# SUPPLIED MATERIAL:
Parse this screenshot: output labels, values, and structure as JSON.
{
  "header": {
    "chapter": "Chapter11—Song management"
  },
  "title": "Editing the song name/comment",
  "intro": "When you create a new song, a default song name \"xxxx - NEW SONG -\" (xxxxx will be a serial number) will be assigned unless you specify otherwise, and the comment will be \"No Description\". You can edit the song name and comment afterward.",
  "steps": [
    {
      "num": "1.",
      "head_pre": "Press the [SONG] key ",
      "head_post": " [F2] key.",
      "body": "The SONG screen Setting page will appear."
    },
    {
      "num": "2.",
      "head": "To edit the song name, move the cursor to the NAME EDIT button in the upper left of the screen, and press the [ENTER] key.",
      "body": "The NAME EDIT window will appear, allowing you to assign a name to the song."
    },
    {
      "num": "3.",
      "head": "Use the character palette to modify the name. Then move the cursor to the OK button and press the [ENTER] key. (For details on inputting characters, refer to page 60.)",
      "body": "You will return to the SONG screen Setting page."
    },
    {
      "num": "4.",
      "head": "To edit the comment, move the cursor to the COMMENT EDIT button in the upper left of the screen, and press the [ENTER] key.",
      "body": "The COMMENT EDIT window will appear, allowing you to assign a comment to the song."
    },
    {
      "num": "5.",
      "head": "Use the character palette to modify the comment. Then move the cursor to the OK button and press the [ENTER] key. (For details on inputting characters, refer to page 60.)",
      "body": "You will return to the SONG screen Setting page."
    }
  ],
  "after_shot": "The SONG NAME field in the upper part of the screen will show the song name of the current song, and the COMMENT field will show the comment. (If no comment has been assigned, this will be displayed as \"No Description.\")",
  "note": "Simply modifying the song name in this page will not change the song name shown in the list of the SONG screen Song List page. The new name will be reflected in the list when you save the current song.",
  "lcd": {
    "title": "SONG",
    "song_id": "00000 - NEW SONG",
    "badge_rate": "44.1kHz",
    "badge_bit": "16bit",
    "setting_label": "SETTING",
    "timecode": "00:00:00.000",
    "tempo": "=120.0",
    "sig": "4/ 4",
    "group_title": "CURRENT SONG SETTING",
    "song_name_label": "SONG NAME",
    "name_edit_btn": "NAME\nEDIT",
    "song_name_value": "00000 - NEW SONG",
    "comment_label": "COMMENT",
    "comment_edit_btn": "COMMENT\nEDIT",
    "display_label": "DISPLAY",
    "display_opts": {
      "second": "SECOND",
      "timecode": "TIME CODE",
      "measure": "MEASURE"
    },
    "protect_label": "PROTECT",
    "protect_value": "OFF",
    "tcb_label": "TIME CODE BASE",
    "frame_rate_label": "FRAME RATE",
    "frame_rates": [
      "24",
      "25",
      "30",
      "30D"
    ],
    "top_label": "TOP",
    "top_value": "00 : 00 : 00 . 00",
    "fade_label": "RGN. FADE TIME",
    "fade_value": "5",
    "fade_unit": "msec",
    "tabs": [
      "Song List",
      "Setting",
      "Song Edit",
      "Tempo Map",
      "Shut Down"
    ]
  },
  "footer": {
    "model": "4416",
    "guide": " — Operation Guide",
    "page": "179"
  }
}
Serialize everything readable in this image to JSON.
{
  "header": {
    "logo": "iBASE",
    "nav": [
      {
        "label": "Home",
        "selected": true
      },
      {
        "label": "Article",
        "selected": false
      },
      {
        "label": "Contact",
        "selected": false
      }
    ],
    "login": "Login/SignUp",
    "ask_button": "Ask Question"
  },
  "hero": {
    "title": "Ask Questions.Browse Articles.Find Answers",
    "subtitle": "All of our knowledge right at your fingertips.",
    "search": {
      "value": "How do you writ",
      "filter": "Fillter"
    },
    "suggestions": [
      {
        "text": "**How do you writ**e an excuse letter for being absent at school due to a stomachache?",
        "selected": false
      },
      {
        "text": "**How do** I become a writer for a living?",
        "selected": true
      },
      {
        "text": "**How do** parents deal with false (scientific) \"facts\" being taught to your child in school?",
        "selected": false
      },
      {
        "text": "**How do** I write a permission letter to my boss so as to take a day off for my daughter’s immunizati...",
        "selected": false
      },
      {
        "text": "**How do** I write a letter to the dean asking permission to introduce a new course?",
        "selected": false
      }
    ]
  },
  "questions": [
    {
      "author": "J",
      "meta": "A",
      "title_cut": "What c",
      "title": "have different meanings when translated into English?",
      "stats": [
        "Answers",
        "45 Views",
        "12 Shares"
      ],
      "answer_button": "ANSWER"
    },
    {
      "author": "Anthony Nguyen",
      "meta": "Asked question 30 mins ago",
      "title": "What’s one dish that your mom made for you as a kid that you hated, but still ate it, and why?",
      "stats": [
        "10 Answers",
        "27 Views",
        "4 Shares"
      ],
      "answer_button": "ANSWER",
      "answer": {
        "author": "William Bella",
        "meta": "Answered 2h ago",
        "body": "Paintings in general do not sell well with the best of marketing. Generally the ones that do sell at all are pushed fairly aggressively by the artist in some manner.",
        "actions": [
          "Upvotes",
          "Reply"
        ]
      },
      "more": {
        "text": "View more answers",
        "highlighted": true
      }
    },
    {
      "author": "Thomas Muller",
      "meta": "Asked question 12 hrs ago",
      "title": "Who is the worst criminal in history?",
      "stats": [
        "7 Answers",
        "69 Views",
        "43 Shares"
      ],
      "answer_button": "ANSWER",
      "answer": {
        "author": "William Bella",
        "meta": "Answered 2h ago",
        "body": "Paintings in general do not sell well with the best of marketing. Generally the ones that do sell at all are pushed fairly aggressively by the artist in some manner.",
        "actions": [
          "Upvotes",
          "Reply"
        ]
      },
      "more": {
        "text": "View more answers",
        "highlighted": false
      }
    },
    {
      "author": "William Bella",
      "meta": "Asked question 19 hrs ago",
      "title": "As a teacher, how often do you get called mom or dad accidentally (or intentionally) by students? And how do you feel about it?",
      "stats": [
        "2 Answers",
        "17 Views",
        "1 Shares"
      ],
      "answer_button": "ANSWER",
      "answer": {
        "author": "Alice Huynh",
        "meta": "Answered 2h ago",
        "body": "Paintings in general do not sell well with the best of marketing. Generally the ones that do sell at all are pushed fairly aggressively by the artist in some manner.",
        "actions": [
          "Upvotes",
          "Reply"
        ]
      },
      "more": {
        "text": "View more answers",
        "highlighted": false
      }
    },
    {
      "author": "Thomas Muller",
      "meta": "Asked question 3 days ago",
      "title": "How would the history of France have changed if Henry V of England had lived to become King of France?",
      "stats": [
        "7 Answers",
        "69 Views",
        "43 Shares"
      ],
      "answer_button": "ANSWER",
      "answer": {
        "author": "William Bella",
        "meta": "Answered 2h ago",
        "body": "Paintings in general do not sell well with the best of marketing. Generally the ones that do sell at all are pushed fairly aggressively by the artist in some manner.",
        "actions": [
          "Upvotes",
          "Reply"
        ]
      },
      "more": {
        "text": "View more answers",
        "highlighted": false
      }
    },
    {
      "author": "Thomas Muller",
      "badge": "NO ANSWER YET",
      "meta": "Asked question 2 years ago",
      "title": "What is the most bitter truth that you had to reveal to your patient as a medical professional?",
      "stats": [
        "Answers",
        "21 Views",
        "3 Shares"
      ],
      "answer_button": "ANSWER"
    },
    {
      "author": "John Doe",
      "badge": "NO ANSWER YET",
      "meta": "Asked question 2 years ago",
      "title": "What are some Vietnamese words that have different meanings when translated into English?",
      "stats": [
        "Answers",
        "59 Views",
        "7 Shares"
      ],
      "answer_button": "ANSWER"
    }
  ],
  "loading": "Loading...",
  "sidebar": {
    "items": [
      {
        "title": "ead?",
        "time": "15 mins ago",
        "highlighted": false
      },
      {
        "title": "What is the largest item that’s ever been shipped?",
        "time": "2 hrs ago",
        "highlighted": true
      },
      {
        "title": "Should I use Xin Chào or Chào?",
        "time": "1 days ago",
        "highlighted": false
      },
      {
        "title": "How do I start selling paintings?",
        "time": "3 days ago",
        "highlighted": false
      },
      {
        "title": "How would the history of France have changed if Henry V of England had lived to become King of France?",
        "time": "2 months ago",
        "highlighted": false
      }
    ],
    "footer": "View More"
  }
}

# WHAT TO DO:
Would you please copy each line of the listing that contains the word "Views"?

# EXERCISE SOLUTION:
        "45 Views",
        "27 Views",
        "69 Views",
        "17 Views",
        "69 Views",
        "21 Views",
        "59 Views",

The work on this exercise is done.